(1966, directed by Vera Chytilová)
- inducted 2017 –
“One young woman, played by Ivana Karbanová, wears a flower crown askew on her bob of golden hair. Jitka Cerhová, taller
though slightly younger, ties her dark and tangled mane into pigtails. They loaf around in checkered bikinis. Both go by the
name Marie. These two best friends, partners in crime, act as anti-heroines in Chytilová’s anarchic farce. They tease
and put the squeeze on man after man. They hop from bistro to cabaret then back to a squalid room where they slice up phallic
foods and set party streamers aflame. No ruckus will sate their decadent appetites. Not even sundering each other’s
limbs with scissors, then snipping apart the very frame that contains them.
“The duo just soldiers on into another comic vignette, their raccoonish eyeliner thickening to resemble domino masks
as the film slides toward its grand finale. Rapid-fire montages of padlocks and pinned butterflies punctuate this mishegoss.
The soundtrack, unhinged from imagery, might fill with a drum roll or the clack of a typewriter. Scenes in black and white
switch to vivid Eastmancolor, another brazen deviation from standard film syntax. Though Daisies may have bloomed
from the context of the Czech New Wave, its unruly ethos has reverberated through the subsequent decades.
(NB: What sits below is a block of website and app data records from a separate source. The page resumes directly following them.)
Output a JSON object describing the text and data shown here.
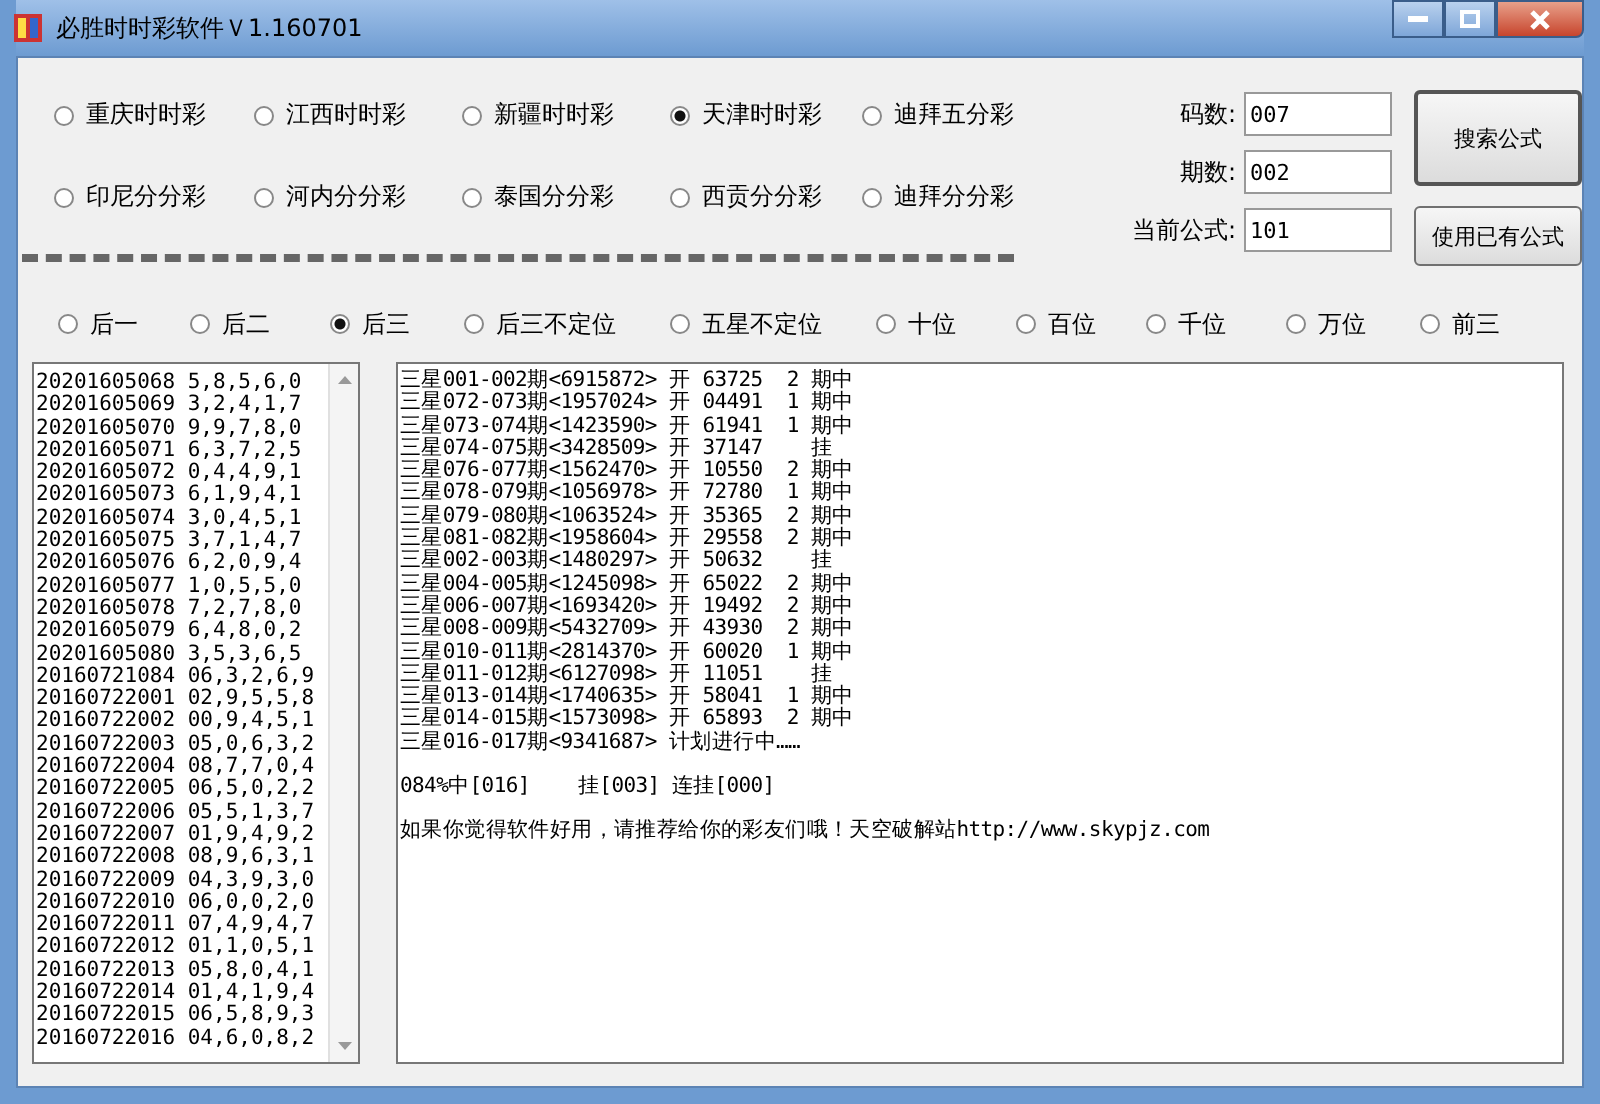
{
  "window": {
    "title": "必胜时时彩软件Ｖ1.160701"
  },
  "lotteries": [
    {
      "label": "重庆时时彩",
      "selected": false
    },
    {
      "label": "江西时时彩",
      "selected": false
    },
    {
      "label": "新疆时时彩",
      "selected": false
    },
    {
      "label": "天津时时彩",
      "selected": true
    },
    {
      "label": "迪拜五分彩",
      "selected": false
    },
    {
      "label": "印尼分分彩",
      "selected": false
    },
    {
      "label": "河内分分彩",
      "selected": false
    },
    {
      "label": "泰国分分彩",
      "selected": false
    },
    {
      "label": "西贡分分彩",
      "selected": false
    },
    {
      "label": "迪拜分分彩",
      "selected": false
    }
  ],
  "fields": [
    {
      "label": "码数:",
      "value": "007"
    },
    {
      "label": "期数:",
      "value": "002"
    },
    {
      "label": "当前公式:",
      "value": "101"
    }
  ],
  "buttons": [
    "搜索公式",
    "使用已有公式"
  ],
  "positions": [
    {
      "label": "后一",
      "selected": false
    },
    {
      "label": "后二",
      "selected": false
    },
    {
      "label": "后三",
      "selected": true
    },
    {
      "label": "后三不定位",
      "selected": false
    },
    {
      "label": "五星不定位",
      "selected": false
    },
    {
      "label": "十位",
      "selected": false
    },
    {
      "label": "百位",
      "selected": false
    },
    {
      "label": "千位",
      "selected": false
    },
    {
      "label": "万位",
      "selected": false
    },
    {
      "label": "前三",
      "selected": false
    }
  ],
  "draws": [
    "20201605068 5,8,5,6,0",
    "20201605069 3,2,4,1,7",
    "20201605070 9,9,7,8,0",
    "20201605071 6,3,7,2,5",
    "20201605072 0,4,4,9,1",
    "20201605073 6,1,9,4,1",
    "20201605074 3,0,4,5,1",
    "20201605075 3,7,1,4,7",
    "20201605076 6,2,0,9,4",
    "20201605077 1,0,5,5,0",
    "20201605078 7,2,7,8,0",
    "20201605079 6,4,8,0,2",
    "20201605080 3,5,3,6,5",
    "20160721084 06,3,2,6,9",
    "20160722001 02,9,5,5,8",
    "20160722002 00,9,4,5,1",
    "20160722003 05,0,6,3,2",
    "20160722004 08,7,7,0,4",
    "20160722005 06,5,0,2,2",
    "20160722006 05,5,1,3,7",
    "20160722007 01,9,4,9,2",
    "20160722008 08,9,6,3,1",
    "20160722009 04,3,9,3,0",
    "20160722010 06,0,0,2,0",
    "20160722011 07,4,9,4,7",
    "20160722012 01,1,0,5,1",
    "20160722013 05,8,0,4,1",
    "20160722014 01,4,1,9,4",
    "20160722015 06,5,8,9,3",
    "20160722016 04,6,0,8,2"
  ],
  "results": [
    "三星001-002期<6915872> 开 63725  2 期中",
    "三星072-073期<1957024> 开 04491  1 期中",
    "三星073-074期<1423590> 开 61941  1 期中",
    "三星074-075期<3428509> 开 37147    挂",
    "三星076-077期<1562470> 开 10550  2 期中",
    "三星078-079期<1056978> 开 72780  1 期中",
    "三星079-080期<1063524> 开 35365  2 期中",
    "三星081-082期<1958604> 开 29558  2 期中",
    "三星002-003期<1480297> 开 50632    挂",
    "三星004-005期<1245098> 开 65022  2 期中",
    "三星006-007期<1693420> 开 19492  2 期中",
    "三星008-009期<5432709> 开 43930  2 期中",
    "三星010-011期<2814370> 开 60020  1 期中",
    "三星011-012期<6127098> 开 11051    挂",
    "三星013-014期<1740635> 开 58041  1 期中",
    "三星014-015期<1573098> 开 65893  2 期中",
    "三星016-017期<9341687> 计划进行中……"
  ],
  "summary": "084%中[016]    挂[003] 连挂[000]",
  "message": "如果你觉得软件好用，请推荐给你的彩友们哦！天空破解站http://www.skypjz.com"
}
Watching it now,
it’s still unpredictable with its explosive burlesque of a narrative. It’s still filthy and feminine and fun.”